Work required: Each line below must be set down exactly; omit any image you find.
---+---
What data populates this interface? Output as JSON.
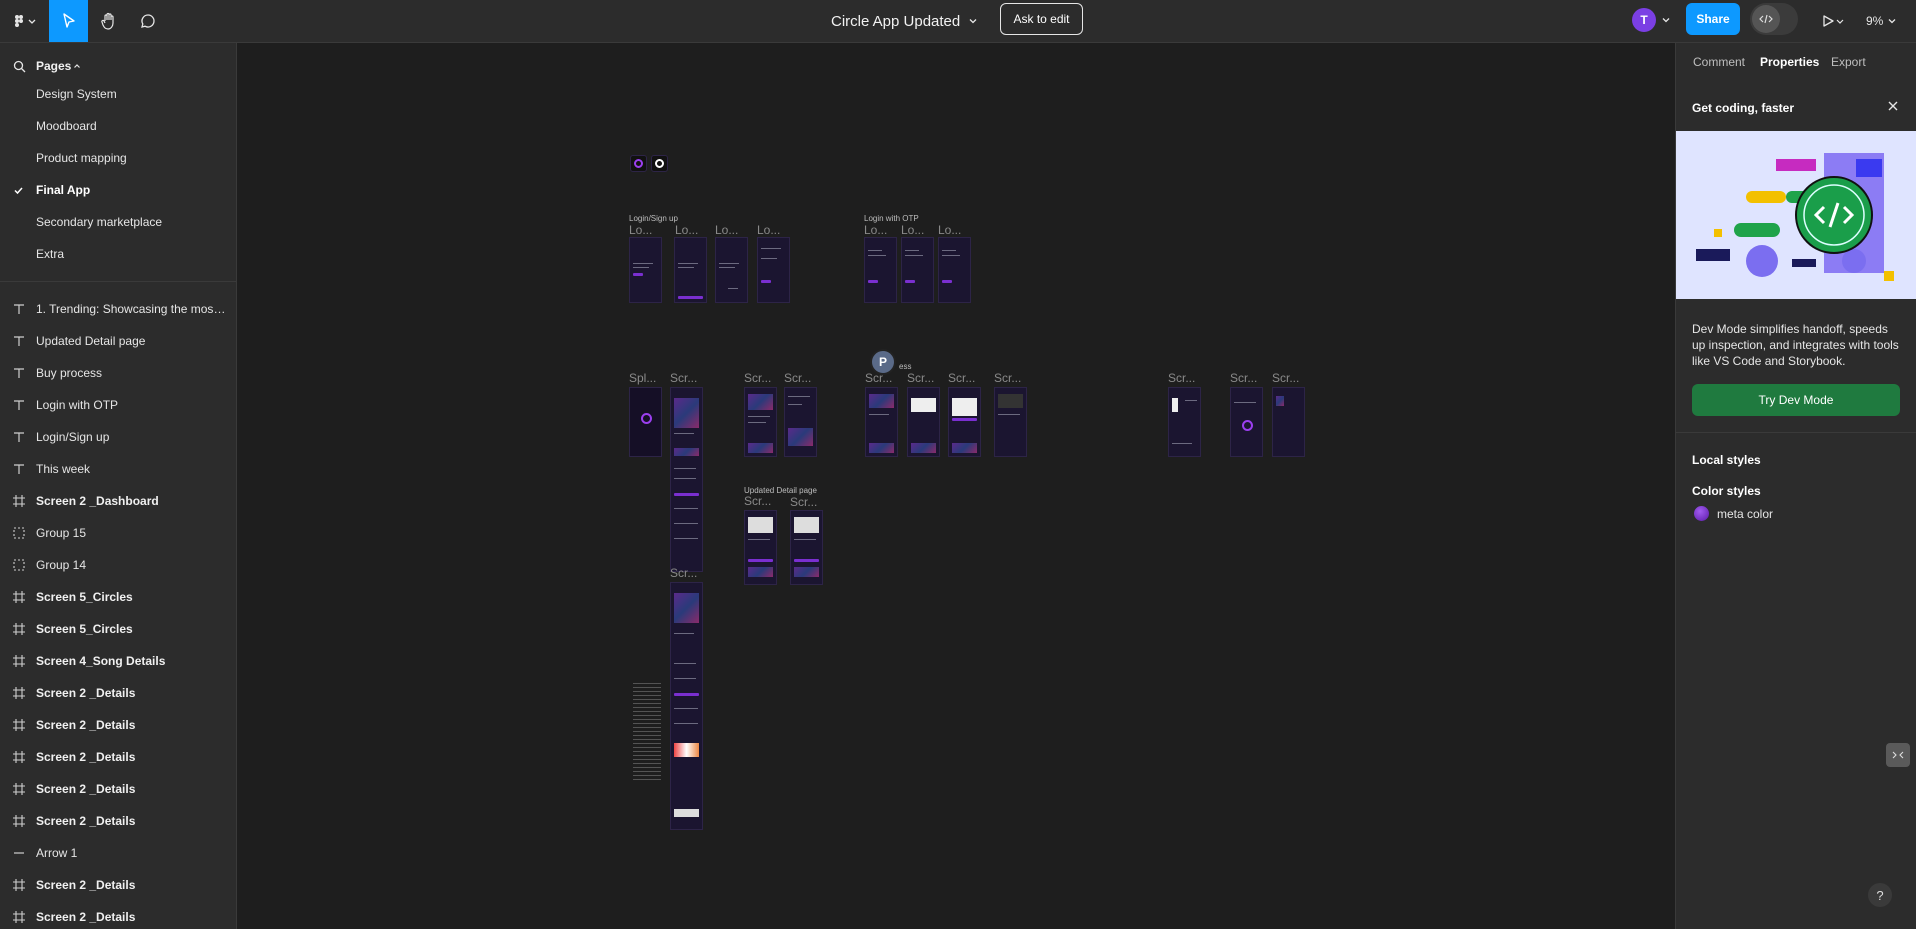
{
  "toolbar": {
    "menu_icon": "figma-logo-icon",
    "move_tool": "move-tool-icon",
    "hand_tool": "hand-tool-icon",
    "comment_tool": "comment-icon",
    "title": "Circle App Updated",
    "ask_to_edit": "Ask to edit",
    "avatar_initial": "T",
    "share": "Share",
    "zoom": "9%"
  },
  "pages": {
    "header": "Pages",
    "items": [
      {
        "label": "Design System",
        "active": false
      },
      {
        "label": "Moodboard",
        "active": false
      },
      {
        "label": "Product mapping",
        "active": false
      },
      {
        "label": "Final App",
        "active": true
      },
      {
        "label": "Secondary marketplace",
        "active": false
      },
      {
        "label": "Extra",
        "active": false
      }
    ]
  },
  "layers": [
    {
      "label": "1. Trending: Showcasing the most …",
      "type": "text"
    },
    {
      "label": "Updated Detail page",
      "type": "text"
    },
    {
      "label": "Buy process",
      "type": "text"
    },
    {
      "label": "Login with OTP",
      "type": "text"
    },
    {
      "label": "Login/Sign up",
      "type": "text"
    },
    {
      "label": "This week",
      "type": "text"
    },
    {
      "label": "Screen 2 _Dashboard",
      "type": "frame"
    },
    {
      "label": "Group 15",
      "type": "group"
    },
    {
      "label": "Group 14",
      "type": "group"
    },
    {
      "label": "Screen 5_Circles",
      "type": "frame"
    },
    {
      "label": "Screen 5_Circles",
      "type": "frame"
    },
    {
      "label": "Screen 4_Song Details",
      "type": "frame"
    },
    {
      "label": "Screen 2 _Details",
      "type": "frame"
    },
    {
      "label": "Screen 2 _Details",
      "type": "frame"
    },
    {
      "label": "Screen 2 _Details",
      "type": "frame"
    },
    {
      "label": "Screen 2 _Details",
      "type": "frame"
    },
    {
      "label": "Screen 2 _Details",
      "type": "frame"
    },
    {
      "label": "Arrow 1",
      "type": "line"
    },
    {
      "label": "Screen 2 _Details",
      "type": "frame"
    },
    {
      "label": "Screen 2 _Details",
      "type": "frame"
    }
  ],
  "canvas": {
    "section_login": "Login/Sign up",
    "section_otp": "Login with OTP",
    "section_updated": "Updated Detail page",
    "section_buy": "ess",
    "frame_lo": "Lo...",
    "frame_scr": "Scr...",
    "frame_spl": "Spl...",
    "cursor_initial": "P"
  },
  "right_panel": {
    "tabs": [
      "Comment",
      "Properties",
      "Export"
    ],
    "active_tab": "Properties",
    "promo_title": "Get coding, faster",
    "promo_text": "Dev Mode simplifies handoff, speeds up inspection, and integrates with tools like VS Code and Storybook.",
    "promo_button": "Try Dev Mode",
    "local_styles": "Local styles",
    "color_styles": "Color styles",
    "color_style_name": "meta color",
    "help": "?"
  },
  "colors": {
    "accent": "#0d99ff",
    "dev_green": "#1f7a3f",
    "meta_color": "#7a2fd0",
    "panel": "#2c2c2c",
    "canvas": "#1e1e1e"
  }
}
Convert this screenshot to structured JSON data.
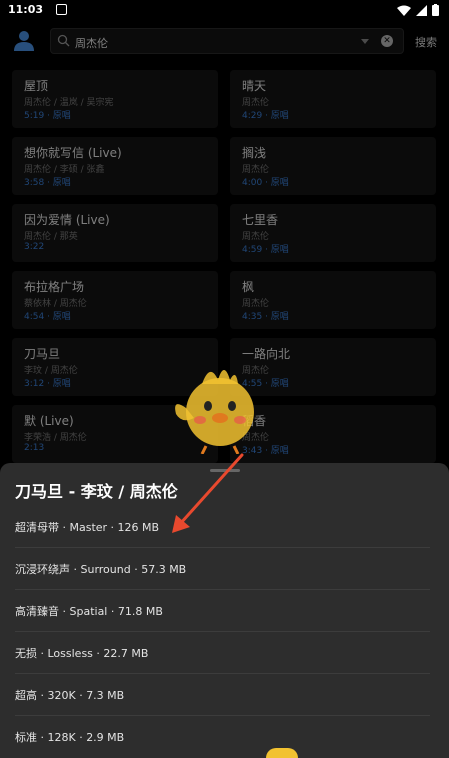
{
  "status_bar": {
    "time": "11:03"
  },
  "search": {
    "query": "周杰伦",
    "button_label": "搜索"
  },
  "songs": [
    {
      "title": "屋顶",
      "artist": "周杰伦 / 温岚 / 吴宗宪",
      "meta": "5:19 · 原唱"
    },
    {
      "title": "晴天",
      "artist": "周杰伦",
      "meta": "4:29 · 原唱"
    },
    {
      "title": "想你就写信 (Live)",
      "artist": "周杰伦 / 李硕 / 张鑫",
      "meta": "3:58 · 原唱"
    },
    {
      "title": "搁浅",
      "artist": "周杰伦",
      "meta": "4:00 · 原唱"
    },
    {
      "title": "因为爱情 (Live)",
      "artist": "周杰伦 / 那英",
      "meta": "3:22"
    },
    {
      "title": "七里香",
      "artist": "周杰伦",
      "meta": "4:59 · 原唱"
    },
    {
      "title": "布拉格广场",
      "artist": "蔡依林 / 周杰伦",
      "meta": "4:54 · 原唱"
    },
    {
      "title": "枫",
      "artist": "周杰伦",
      "meta": "4:35 · 原唱"
    },
    {
      "title": "刀马旦",
      "artist": "李玟 / 周杰伦",
      "meta": "3:12 · 原唱"
    },
    {
      "title": "一路向北",
      "artist": "周杰伦",
      "meta": "4:55 · 原唱"
    },
    {
      "title": "默 (Live)",
      "artist": "李荣浩 / 周杰伦",
      "meta": "2:13"
    },
    {
      "title": "稻香",
      "artist": "周杰伦",
      "meta": "3:43 · 原唱"
    }
  ],
  "sheet": {
    "title": "刀马旦 - 李玟 / 周杰伦",
    "options": [
      {
        "label": "超清母带 · Master · 126 MB"
      },
      {
        "label": "沉浸环绕声 · Surround · 57.3 MB"
      },
      {
        "label": "高清臻音 · Spatial · 71.8 MB"
      },
      {
        "label": "无损 · Lossless · 22.7 MB"
      },
      {
        "label": "超高 · 320K · 7.3 MB"
      },
      {
        "label": "标准 · 128K · 2.9 MB"
      }
    ]
  },
  "colors": {
    "accent": "#3b7fd6",
    "arrow": "#e8492e",
    "avatar": "#4a90e2",
    "mascot": "#f2c230"
  }
}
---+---
Task solution:
What data populates this interface? Output as JSON.
{
  "toolbar": {
    "menu_icon": "figma-logo-icon",
    "move_tool": "move-tool-icon",
    "hand_tool": "hand-tool-icon",
    "comment_tool": "comment-icon",
    "title": "Circle App Updated",
    "ask_to_edit": "Ask to edit",
    "avatar_initial": "T",
    "share": "Share",
    "zoom": "9%"
  },
  "pages": {
    "header": "Pages",
    "items": [
      {
        "label": "Design System",
        "active": false
      },
      {
        "label": "Moodboard",
        "active": false
      },
      {
        "label": "Product mapping",
        "active": false
      },
      {
        "label": "Final App",
        "active": true
      },
      {
        "label": "Secondary marketplace",
        "active": false
      },
      {
        "label": "Extra",
        "active": false
      }
    ]
  },
  "layers": [
    {
      "label": "1. Trending: Showcasing the most …",
      "type": "text"
    },
    {
      "label": "Updated Detail page",
      "type": "text"
    },
    {
      "label": "Buy process",
      "type": "text"
    },
    {
      "label": "Login with OTP",
      "type": "text"
    },
    {
      "label": "Login/Sign up",
      "type": "text"
    },
    {
      "label": "This week",
      "type": "text"
    },
    {
      "label": "Screen 2 _Dashboard",
      "type": "frame"
    },
    {
      "label": "Group 15",
      "type": "group"
    },
    {
      "label": "Group 14",
      "type": "group"
    },
    {
      "label": "Screen 5_Circles",
      "type": "frame"
    },
    {
      "label": "Screen 5_Circles",
      "type": "frame"
    },
    {
      "label": "Screen 4_Song Details",
      "type": "frame"
    },
    {
      "label": "Screen 2 _Details",
      "type": "frame"
    },
    {
      "label": "Screen 2 _Details",
      "type": "frame"
    },
    {
      "label": "Screen 2 _Details",
      "type": "frame"
    },
    {
      "label": "Screen 2 _Details",
      "type": "frame"
    },
    {
      "label": "Screen 2 _Details",
      "type": "frame"
    },
    {
      "label": "Arrow 1",
      "type": "line"
    },
    {
      "label": "Screen 2 _Details",
      "type": "frame"
    },
    {
      "label": "Screen 2 _Details",
      "type": "frame"
    }
  ],
  "canvas": {
    "section_login": "Login/Sign up",
    "section_otp": "Login with OTP",
    "section_updated": "Updated Detail page",
    "section_buy": "ess",
    "frame_lo": "Lo...",
    "frame_scr": "Scr...",
    "frame_spl": "Spl...",
    "cursor_initial": "P"
  },
  "right_panel": {
    "tabs": [
      "Comment",
      "Properties",
      "Export"
    ],
    "active_tab": "Properties",
    "promo_title": "Get coding, faster",
    "promo_text": "Dev Mode simplifies handoff, speeds up inspection, and integrates with tools like VS Code and Storybook.",
    "promo_button": "Try Dev Mode",
    "local_styles": "Local styles",
    "color_styles": "Color styles",
    "color_style_name": "meta color",
    "help": "?"
  },
  "colors": {
    "accent": "#0d99ff",
    "dev_green": "#1f7a3f",
    "meta_color": "#7a2fd0",
    "panel": "#2c2c2c",
    "canvas": "#1e1e1e"
  }
}
Convert this screenshot to structured JSON data.
{
  "status_bar": {
    "time": "11:03"
  },
  "search": {
    "query": "周杰伦",
    "button_label": "搜索"
  },
  "songs": [
    {
      "title": "屋顶",
      "artist": "周杰伦 / 温岚 / 吴宗宪",
      "meta": "5:19 · 原唱"
    },
    {
      "title": "晴天",
      "artist": "周杰伦",
      "meta": "4:29 · 原唱"
    },
    {
      "title": "想你就写信 (Live)",
      "artist": "周杰伦 / 李硕 / 张鑫",
      "meta": "3:58 · 原唱"
    },
    {
      "title": "搁浅",
      "artist": "周杰伦",
      "meta": "4:00 · 原唱"
    },
    {
      "title": "因为爱情 (Live)",
      "artist": "周杰伦 / 那英",
      "meta": "3:22"
    },
    {
      "title": "七里香",
      "artist": "周杰伦",
      "meta": "4:59 · 原唱"
    },
    {
      "title": "布拉格广场",
      "artist": "蔡依林 / 周杰伦",
      "meta": "4:54 · 原唱"
    },
    {
      "title": "枫",
      "artist": "周杰伦",
      "meta": "4:35 · 原唱"
    },
    {
      "title": "刀马旦",
      "artist": "李玟 / 周杰伦",
      "meta": "3:12 · 原唱"
    },
    {
      "title": "一路向北",
      "artist": "周杰伦",
      "meta": "4:55 · 原唱"
    },
    {
      "title": "默 (Live)",
      "artist": "李荣浩 / 周杰伦",
      "meta": "2:13"
    },
    {
      "title": "稻香",
      "artist": "周杰伦",
      "meta": "3:43 · 原唱"
    }
  ],
  "sheet": {
    "title": "刀马旦 - 李玟 / 周杰伦",
    "options": [
      {
        "label": "超清母带 · Master · 126 MB"
      },
      {
        "label": "沉浸环绕声 · Surround · 57.3 MB"
      },
      {
        "label": "高清臻音 · Spatial · 71.8 MB"
      },
      {
        "label": "无损 · Lossless · 22.7 MB"
      },
      {
        "label": "超高 · 320K · 7.3 MB"
      },
      {
        "label": "标准 · 128K · 2.9 MB"
      }
    ]
  },
  "colors": {
    "accent": "#3b7fd6",
    "arrow": "#e8492e",
    "avatar": "#4a90e2",
    "mascot": "#f2c230"
  }
}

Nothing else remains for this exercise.